Those same figures for students in the Fairfax Pyramid were 25 percent of females and 12.3 percent of males. “It peaks in 10th grade,” said Hartley. “And females report considering suicide twice as much as males, across all grade levels, but males tend to under-report.”

She and Rotella also discussed the “Three to Succeed” concept. Analysis of the Youth Survey revealed that having just three assets dramatically reduces teens’ risk behaviors and promotes thriving youth. Assets are strengths in young people, their families, friends, schools and communities that benefit them emotionally. The more assets a person has, the fewer risk behaviors they report – and every asset makes a difference.

Assets are: Possessing high personal integrity, performing community service, having teachers recognize good work, having trusted adults to talk to, participating in extracurricular activities and having parents available for help.

“When a student said they had none of those, 50 percent of males have considered suicide and 80 percent of females,” said Rotella. “Having four or more assets reduces suicidal attempts from upwards of 10 percent to nearly zero.”

“Female adolescents are twice as likely to commit suicide as boys are,” added Hartley. “But boys tend to use more lethal means, such as guns and gas.”

Another finding of the survey was that, by age 13, more than twice as many girls as boys are depressed – and this ratio continues into adulthood. And it also exists regardless of racial or ethnic background.

Applied psychologist Heather Tedesco also spoke. She’s in private practice in McLean and helps parents address their concerns about their teenagers. At the meeting, she discussed the burdens teens face today and how parents can help them deal with these things.

“Course loads in school are far more rigorous than in previous generations, and teens are involved in more extracurricular activities,” she said. “And because of social media, teens are always aware of what other teens are doing, and vice versa. So it puts more pressure on them and they have less face-to-face interaction.”

AS A RESULT, said Tedesco, “We need to de-stigmatize stress and talk about what we can do about it. We need to send healthy messages about failure and realize that teens need free time and psychological space to develop a strong sense of self.”

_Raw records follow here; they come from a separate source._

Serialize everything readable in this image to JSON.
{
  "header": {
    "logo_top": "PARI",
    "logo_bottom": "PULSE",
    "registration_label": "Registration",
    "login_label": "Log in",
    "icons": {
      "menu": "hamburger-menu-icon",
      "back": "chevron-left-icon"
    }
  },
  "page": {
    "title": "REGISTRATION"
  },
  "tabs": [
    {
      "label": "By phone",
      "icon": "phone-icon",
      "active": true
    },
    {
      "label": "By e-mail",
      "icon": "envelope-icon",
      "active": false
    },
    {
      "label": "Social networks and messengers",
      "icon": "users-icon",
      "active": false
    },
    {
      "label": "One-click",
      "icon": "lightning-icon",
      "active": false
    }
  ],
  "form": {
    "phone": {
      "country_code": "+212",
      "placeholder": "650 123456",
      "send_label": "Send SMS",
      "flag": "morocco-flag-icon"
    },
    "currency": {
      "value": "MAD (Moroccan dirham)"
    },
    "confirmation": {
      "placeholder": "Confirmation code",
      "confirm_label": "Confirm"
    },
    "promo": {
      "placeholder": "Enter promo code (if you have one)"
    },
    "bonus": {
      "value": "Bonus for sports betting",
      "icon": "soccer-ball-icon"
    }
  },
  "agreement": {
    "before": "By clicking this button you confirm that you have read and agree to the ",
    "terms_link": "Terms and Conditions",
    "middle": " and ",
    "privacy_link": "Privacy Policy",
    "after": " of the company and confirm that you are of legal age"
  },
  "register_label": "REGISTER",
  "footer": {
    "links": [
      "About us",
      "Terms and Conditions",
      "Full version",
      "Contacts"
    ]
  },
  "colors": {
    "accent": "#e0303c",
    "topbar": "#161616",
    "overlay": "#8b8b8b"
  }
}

“We want our kids to have positive coping methods that they’ve practiced so, when they’re under stress, they can use them,” she explained. “And we must help them recognize and express their emotions.”

To thrive, said Tedesco, teens must be resilient and able to handle challenges. “Tell them that bouncing back is more important than not messing up,” she said. “Give them a message of hope that things will get better, and tell them failure can be an opportunity for growth.”

She said parents should examine their own attitudes about failure. “Parents must provide an unconditionally loving bond,” said Tedesco. “It’s a critical, protective factor in their mental health. And ask open-ended questions about their goals and values, and listen to their answers.”

Teenagers should be given increasing freedoms and responsibilities, she said, but they should also be responsible for their own successes and failures. “Avoid micro-managing and over-parenting, and encourage identity development,” said Tedesco. “Parents need to value psychological health as much as academic and extracurricular achievement. We really have to ask ourselves what really matters to us for our kids’ long-term happiness and success.”

She also told parents to “teach kids there are multiple paths to a successful adulthood. Character traits related to happiness and success include resilience, self-control, curiosity, enthusiasm, zest, self-efficacy and gratitude.” Bottom line, said Tedesco, “It’s not what your teen accomplishes that matters, but who they are.”